Chapter 7: Acceptance
Accepting her enormous (and hideously abrupt) absence from our lives is, for me, the first stage in learning to live with this brave new world that I don’t like very much.
Not everything that is faced can be changed; but nothing can be changed until it is faced.
Four acceptance challenges
Acceptance is the first Gateway we may encounter on our healing journey. As we face it, we may feel shocked, raw, tender, and easily provoked. And, while there is always a gentleness to Acceptance, we also face confronting challenges in this new territory. Guided by the lessons of the Acceptance Gateway, I am challenged to do four things:
- HARSH REALITY: Accept the harsh new reality of my life (and the losses that had occurred);
- POSITIVE ASPECTS OF MY OLD LIFE: Accept the positive aspects of the life I had with Karl;
- POSITIVE ASPECTS OF MY NEW LIFE: Accept and appreciate the positive aspects of the new life I was now living; and
- GETTING HELP: Invite, welcome and accept appropriate personal and professional help.
In this chapter, my conversations with Karl highlight the role he played in offering (and to some extent accepting) help in the form of comfort, compassion, understanding, and guidance.
The harsh new reality
Acceptance that our loss has occurred is one of the essential tasks of mourning. It’s about breaking open and breaking down all the dimensions of our brokenness — in all its messiness and beauty. In any tragic situation, especially when a soulmate dies suddenly, part of our necessary adjustment and healing is accepting our harsh new reality. Some might call this accepting our dashed expectations. What makes this work complicated is that, early in our grieving process, we probably cannot imagine the dimensions of our new reality.
However, as Marianne Williamson advises in Everyday Grace, “no situation can be transformed until it is accepted as it is.”
There is no place for denial in the bright light of the Acceptance Gateway.
Following Karl’s sudden death, I have, albeit slowly and reluctantly, to accept that my life as I knew it has ended. Everything that I have identified with and was attached to has disappeared. My identity is forever changed. What I don’t realize initially is how much I have lost: my lover, my soulmate, my partner, chef, driver, editor, research assistant, co-dreamer, co-activist, gardener, mechanic, welder, bookkeeper, grocery shopper…

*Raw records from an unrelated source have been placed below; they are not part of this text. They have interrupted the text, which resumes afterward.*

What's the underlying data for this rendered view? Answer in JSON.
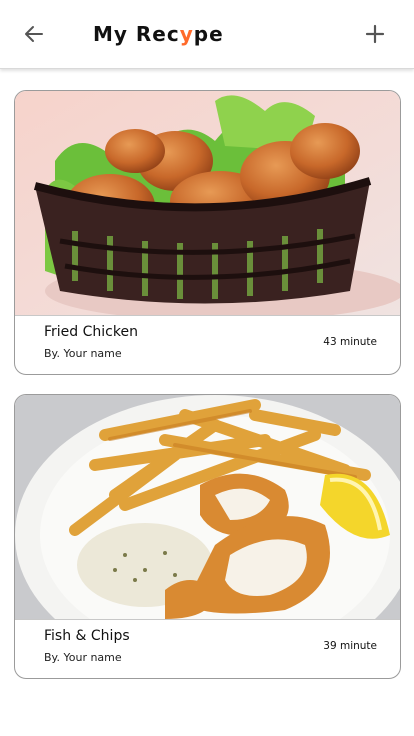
{
  "header": {
    "title_prefix": "My Rec",
    "title_accent": "y",
    "title_suffix": "pe",
    "accent_color": "#ff6a2a",
    "back_icon": "arrow-left-icon",
    "add_icon": "plus-icon"
  },
  "recipes": [
    {
      "name": "Fried Chicken",
      "author": "By. Your name",
      "time": "43 minute",
      "image": "fried-chicken-basket"
    },
    {
      "name": "Fish & Chips",
      "author": "By. Your name",
      "time": "39 minute",
      "image": "fish-and-chips-plate"
    }
  ]
}
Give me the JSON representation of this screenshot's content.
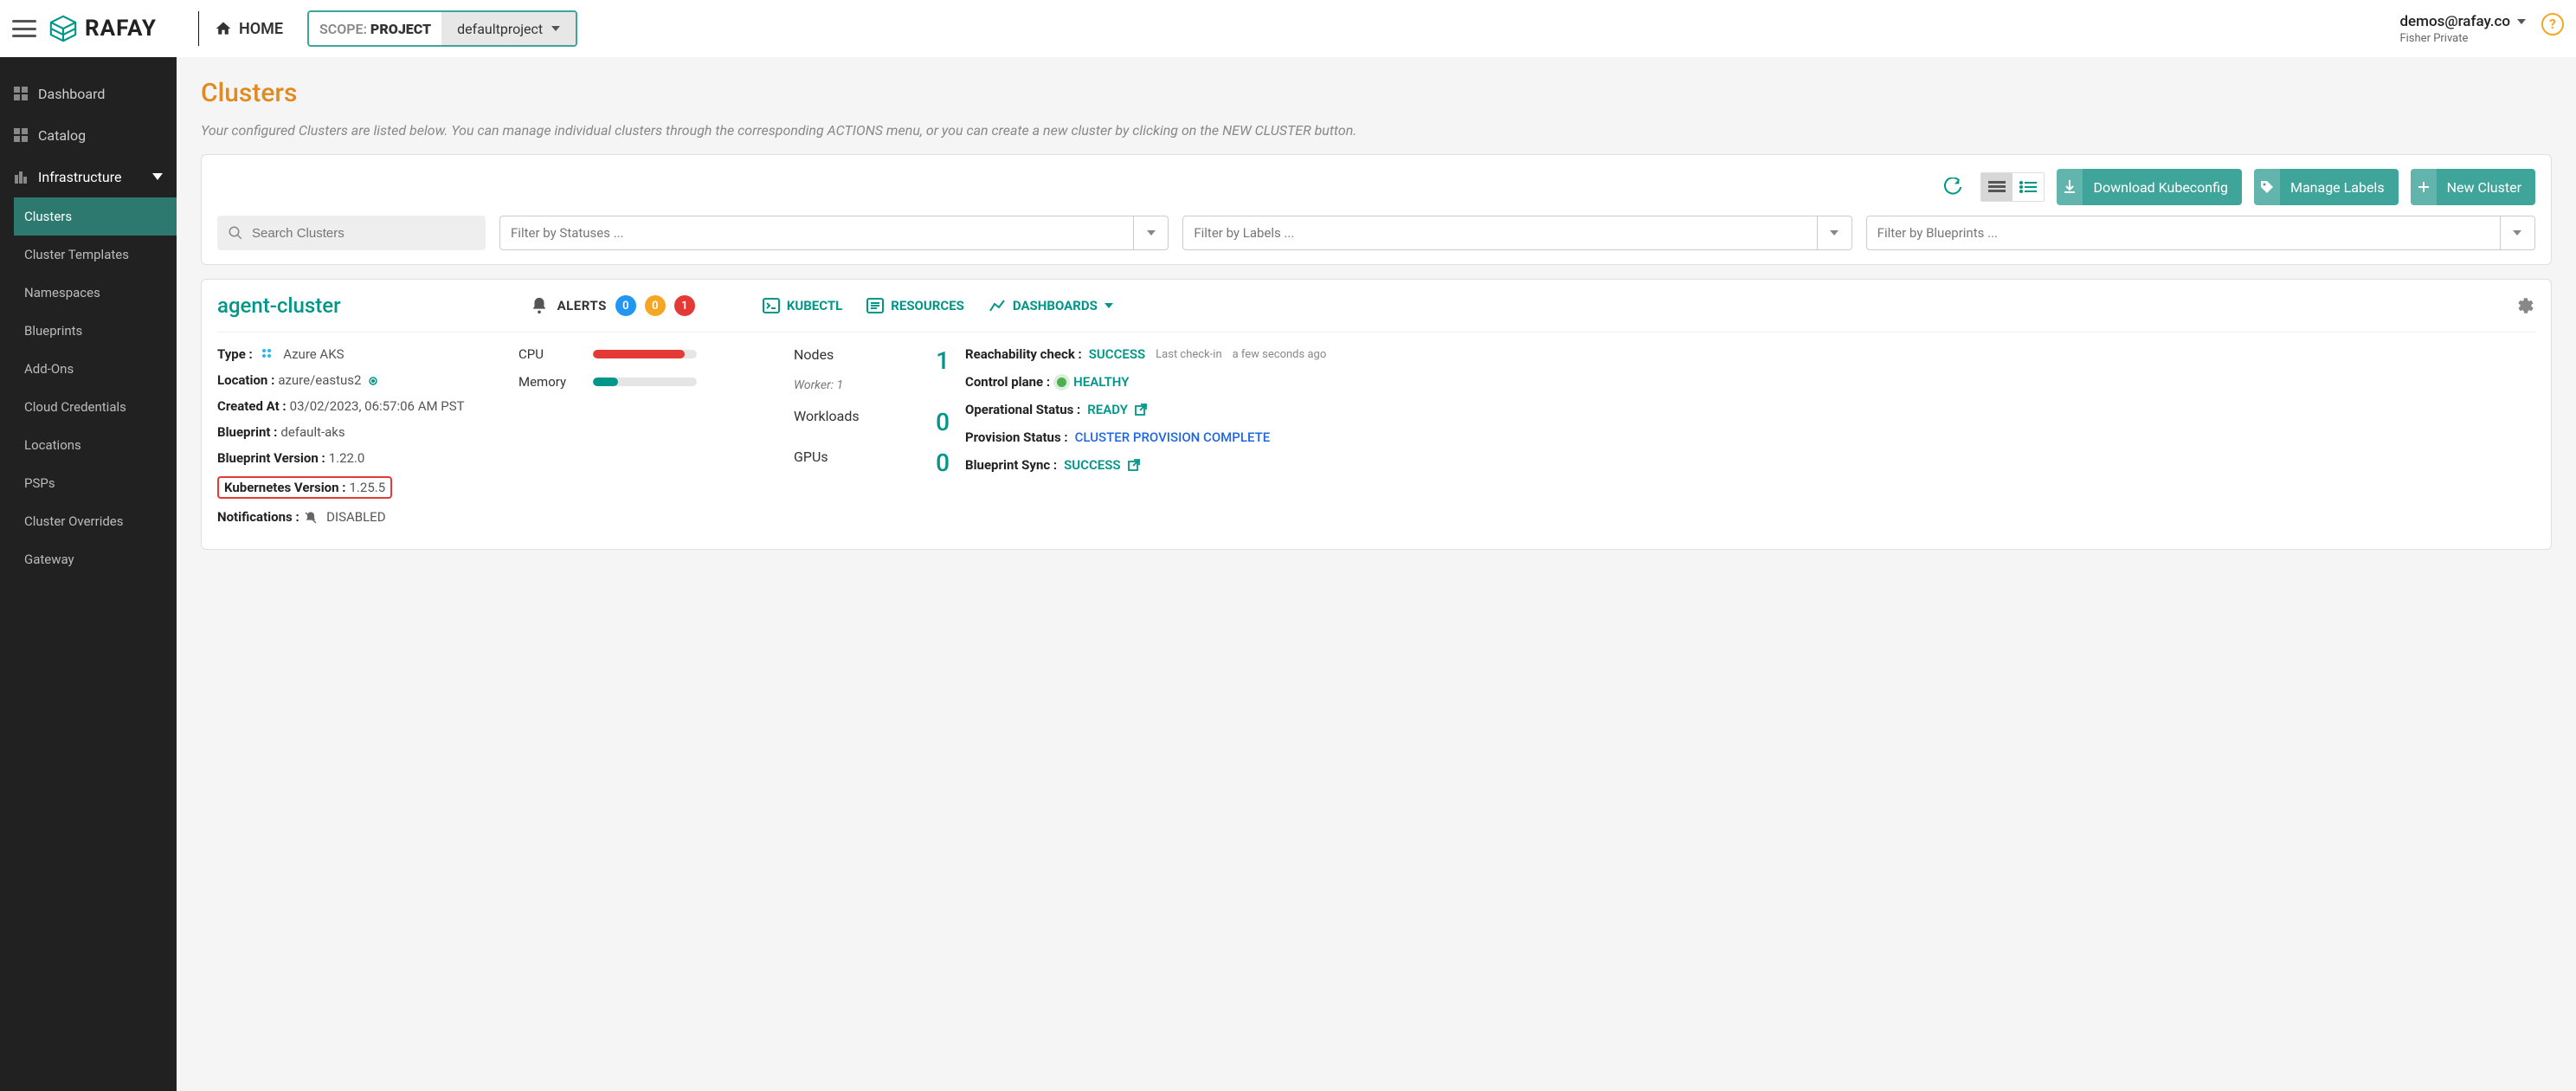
{
  "topbar": {
    "logo_text": "RAFAY",
    "home": "HOME",
    "scope_label": "SCOPE:",
    "scope_kind": "PROJECT",
    "scope_value": "defaultproject",
    "user_email": "demos@rafay.co",
    "user_sub": "Fisher Private"
  },
  "sidebar": {
    "items": [
      {
        "label": "Dashboard"
      },
      {
        "label": "Catalog"
      },
      {
        "label": "Infrastructure",
        "expanded": true,
        "children": [
          {
            "label": "Clusters",
            "active": true
          },
          {
            "label": "Cluster Templates"
          },
          {
            "label": "Namespaces"
          },
          {
            "label": "Blueprints"
          },
          {
            "label": "Add-Ons"
          },
          {
            "label": "Cloud Credentials"
          },
          {
            "label": "Locations"
          },
          {
            "label": "PSPs"
          },
          {
            "label": "Cluster Overrides"
          },
          {
            "label": "Gateway"
          }
        ]
      }
    ]
  },
  "page": {
    "title": "Clusters",
    "desc": "Your configured Clusters are listed below. You can manage individual clusters through the corresponding ACTIONS menu, or you can create a new cluster by clicking on the NEW CLUSTER button."
  },
  "toolbar": {
    "download_kubeconfig": "Download Kubeconfig",
    "manage_labels": "Manage Labels",
    "new_cluster": "New Cluster"
  },
  "filters": {
    "search_placeholder": "Search Clusters",
    "status_placeholder": "Filter by Statuses ...",
    "labels_placeholder": "Filter by Labels ...",
    "blueprints_placeholder": "Filter by Blueprints ..."
  },
  "cluster": {
    "name": "agent-cluster",
    "alerts_label": "ALERTS",
    "alerts_blue": "0",
    "alerts_orange": "0",
    "alerts_red": "1",
    "actions": {
      "kubectl": "KUBECTL",
      "resources": "RESOURCES",
      "dashboards": "DASHBOARDS"
    },
    "kv": {
      "type_k": "Type :",
      "type_v": "Azure AKS",
      "location_k": "Location :",
      "location_v": "azure/eastus2",
      "created_k": "Created At :",
      "created_v": "03/02/2023, 06:57:06 AM PST",
      "blueprint_k": "Blueprint :",
      "blueprint_v": "default-aks",
      "bpver_k": "Blueprint Version :",
      "bpver_v": "1.22.0",
      "k8sver_k": "Kubernetes Version :",
      "k8sver_v": "1.25.5",
      "notif_k": "Notifications :",
      "notif_v": "DISABLED"
    },
    "bars": {
      "cpu_label": "CPU",
      "cpu_pct": 88,
      "cpu_color": "#e53935",
      "mem_label": "Memory",
      "mem_pct": 24,
      "mem_color": "#009688"
    },
    "counts": {
      "nodes_k": "Nodes",
      "nodes_v": "1",
      "worker": "Worker: 1",
      "workloads_k": "Workloads",
      "workloads_v": "0",
      "gpus_k": "GPUs",
      "gpus_v": "0"
    },
    "status": {
      "reach_k": "Reachability check :",
      "reach_v": "SUCCESS",
      "reach_meta1": "Last check-in",
      "reach_meta2": "a few seconds ago",
      "cp_k": "Control plane :",
      "cp_v": "HEALTHY",
      "op_k": "Operational Status :",
      "op_v": "READY",
      "prov_k": "Provision Status :",
      "prov_v": "CLUSTER PROVISION COMPLETE",
      "bps_k": "Blueprint Sync :",
      "bps_v": "SUCCESS"
    }
  }
}
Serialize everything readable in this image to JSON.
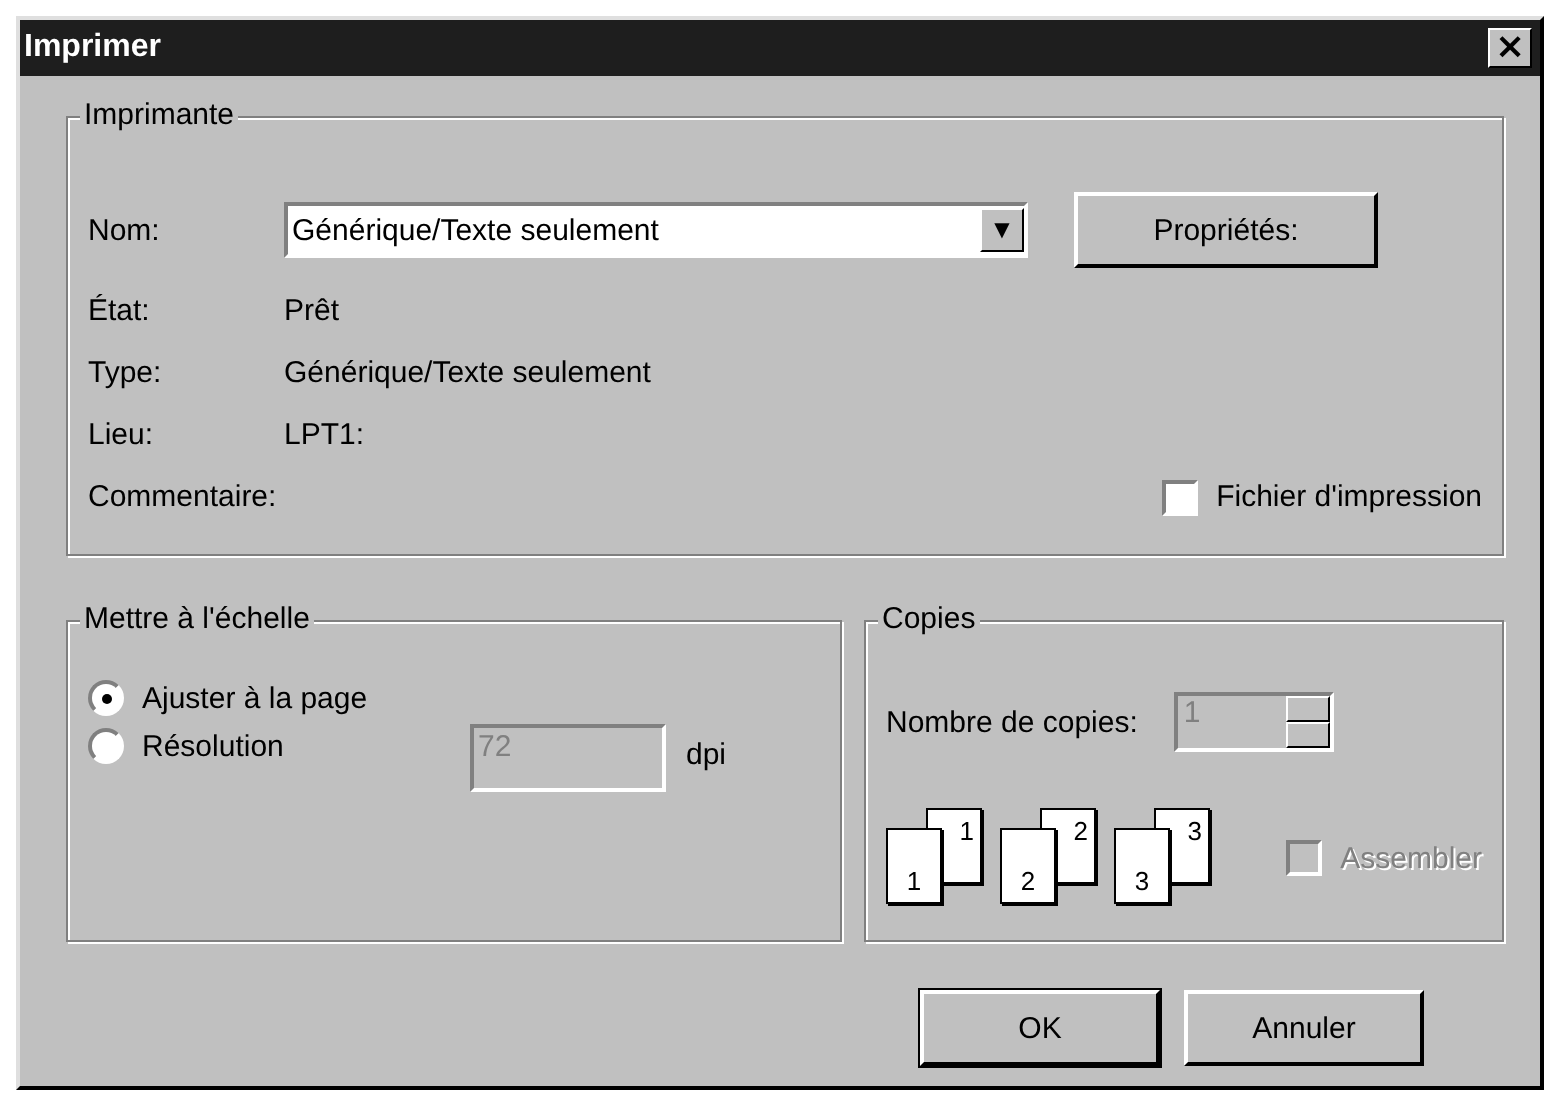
{
  "window": {
    "title": "Imprimer",
    "close": "×"
  },
  "printer": {
    "legend": "Imprimante",
    "name_label": "Nom:",
    "name_value": "Générique/Texte seulement",
    "dropdown_arrow": "▼",
    "properties_button": "Propriétés:",
    "info": [
      {
        "label": "État:",
        "value": "Prêt"
      },
      {
        "label": "Type:",
        "value": "Générique/Texte seulement"
      },
      {
        "label": "Lieu:",
        "value": "LPT1:"
      },
      {
        "label": "Commentaire:"
      }
    ],
    "print_to_file": {
      "label": "Fichier d'impression",
      "checked": false
    }
  },
  "scale": {
    "legend": "Mettre à l'échelle",
    "options": [
      {
        "label": "Ajuster à la page",
        "selected": true
      },
      {
        "label": "Résolution",
        "selected": false
      }
    ],
    "resolution_value": "72",
    "resolution_disabled": true,
    "unit": "dpi"
  },
  "copies": {
    "legend": "Copies",
    "count_label": "Nombre de copies:",
    "count_value": "1",
    "count_disabled": true,
    "collate_pages": [
      {
        "back": "1",
        "front": "1"
      },
      {
        "back": "2",
        "front": "2"
      },
      {
        "back": "3",
        "front": "3"
      }
    ],
    "collate": {
      "label": "Assembler",
      "checked": false,
      "disabled": true
    }
  },
  "buttons": [
    {
      "label": "OK",
      "default": true
    },
    {
      "label": "Annuler",
      "default": false
    }
  ]
}
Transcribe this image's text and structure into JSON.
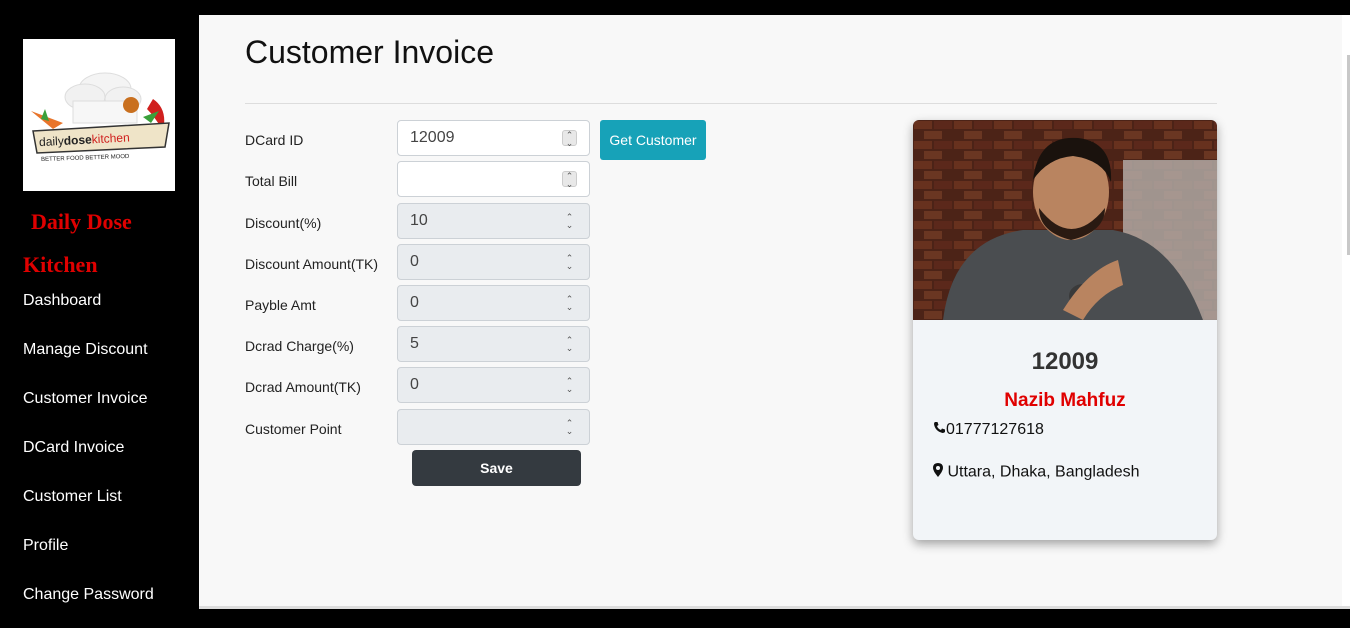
{
  "brand": {
    "line1": "Daily Dose",
    "line2": "Kitchen",
    "logo_text": "dailydosekitchen",
    "logo_tagline": "BETTER FOOD BETTER MOOD"
  },
  "nav": {
    "items": [
      {
        "label": "Dashboard"
      },
      {
        "label": "Manage Discount"
      },
      {
        "label": "Customer Invoice"
      },
      {
        "label": "DCard Invoice"
      },
      {
        "label": "Customer List"
      },
      {
        "label": "Profile"
      },
      {
        "label": "Change Password"
      }
    ]
  },
  "page": {
    "title": "Customer Invoice"
  },
  "form": {
    "dcard_id": {
      "label": "DCard ID",
      "value": "12009"
    },
    "total_bill": {
      "label": "Total Bill",
      "value": ""
    },
    "discount": {
      "label": "Discount(%)",
      "value": "10"
    },
    "discount_amount": {
      "label": "Discount Amount(TK)",
      "value": "0"
    },
    "payable": {
      "label": "Payble Amt",
      "value": "0"
    },
    "dcard_charge": {
      "label": "Dcrad Charge(%)",
      "value": "5"
    },
    "dcard_amount": {
      "label": "Dcrad Amount(TK)",
      "value": "0"
    },
    "customer_point": {
      "label": "Customer Point",
      "value": ""
    },
    "get_customer_label": "Get Customer",
    "save_label": "Save"
  },
  "customer_card": {
    "id": "12009",
    "name": "Nazib Mahfuz",
    "phone": "01777127618",
    "address": "Uttara, Dhaka, Bangladesh"
  },
  "colors": {
    "accent_teal": "#17a2b8",
    "brand_red": "#e00000",
    "dark_button": "#343a40"
  },
  "icons": {
    "phone": "phone-icon",
    "location": "map-marker-icon",
    "spinner": "chevron-up-down-icon"
  }
}
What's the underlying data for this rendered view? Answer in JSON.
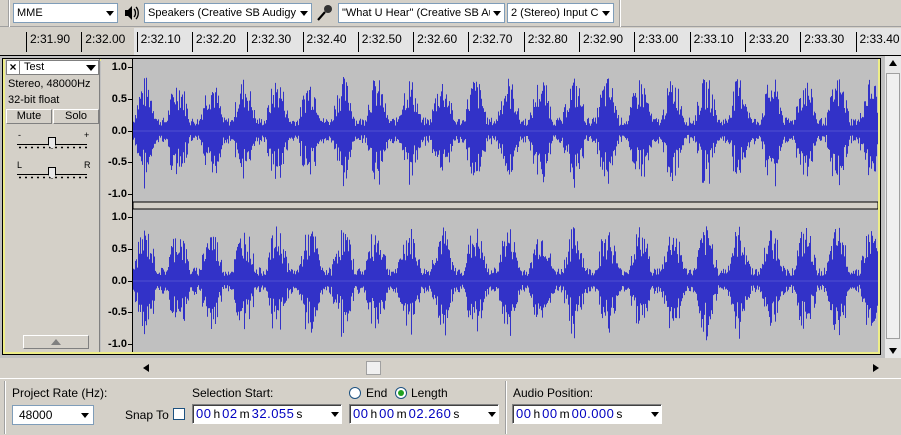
{
  "devices": {
    "host": "MME",
    "output_device": "Speakers (Creative SB Audigy",
    "input_device": "\"What U Hear\" (Creative SB Au",
    "input_channels": "2 (Stereo) Input C",
    "output_icon": "speaker-icon",
    "input_icon": "microphone-icon"
  },
  "ruler": {
    "ticks": [
      "2:31.90",
      "2:32.00",
      "2:32.10",
      "2:32.20",
      "2:32.30",
      "2:32.40",
      "2:32.50",
      "2:32.60",
      "2:32.70",
      "2:32.80",
      "2:32.90",
      "2:33.00",
      "2:33.10",
      "2:33.20",
      "2:33.30",
      "2:33.40"
    ]
  },
  "track": {
    "name": "Test",
    "format": "Stereo, 48000Hz",
    "bit_depth": "32-bit float",
    "mute_label": "Mute",
    "solo_label": "Solo",
    "gain_minus": "-",
    "gain_plus": "+",
    "pan_left": "L",
    "pan_right": "R",
    "gain_level": 0.5,
    "pan_level": 0.5,
    "close_icon": "close-icon",
    "menu_icon": "chevron-down-icon",
    "collapse_icon": "triangle-up-icon",
    "scale_top": [
      "1.0",
      "0.5",
      "0.0",
      "-0.5",
      "-1.0"
    ],
    "scale_bottom": [
      "1.0",
      "0.5",
      "0.0",
      "-0.5",
      "-1.0"
    ],
    "waveform_color": "#3232c8",
    "background_color": "#c0c0c0",
    "selection_color": "#eeee88"
  },
  "selection_bar": {
    "project_rate_label": "Project Rate (Hz):",
    "project_rate_value": "48000",
    "snap_to_label": "Snap To",
    "snap_to_checked": false,
    "selection_start_label": "Selection Start:",
    "end_label": "End",
    "length_label": "Length",
    "length_selected": true,
    "audio_position_label": "Audio Position:",
    "selection_start": {
      "hh": "00",
      "mm": "02",
      "ss": "32.055"
    },
    "selection_length": {
      "hh": "00",
      "mm": "00",
      "ss": "02.260"
    },
    "audio_position": {
      "hh": "00",
      "mm": "00",
      "ss": "00.000"
    },
    "unit_h": "h",
    "unit_m": "m",
    "unit_s": "s"
  }
}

And I have no idea what else I am about to lose. I also lose (although not forever) my cognitive abilities, my memory, my competence as a planner, as an author, a speaker, a workshop facilitator, a businesswoman, and a senior member of my professional community. In a nutshell: pretty much everything.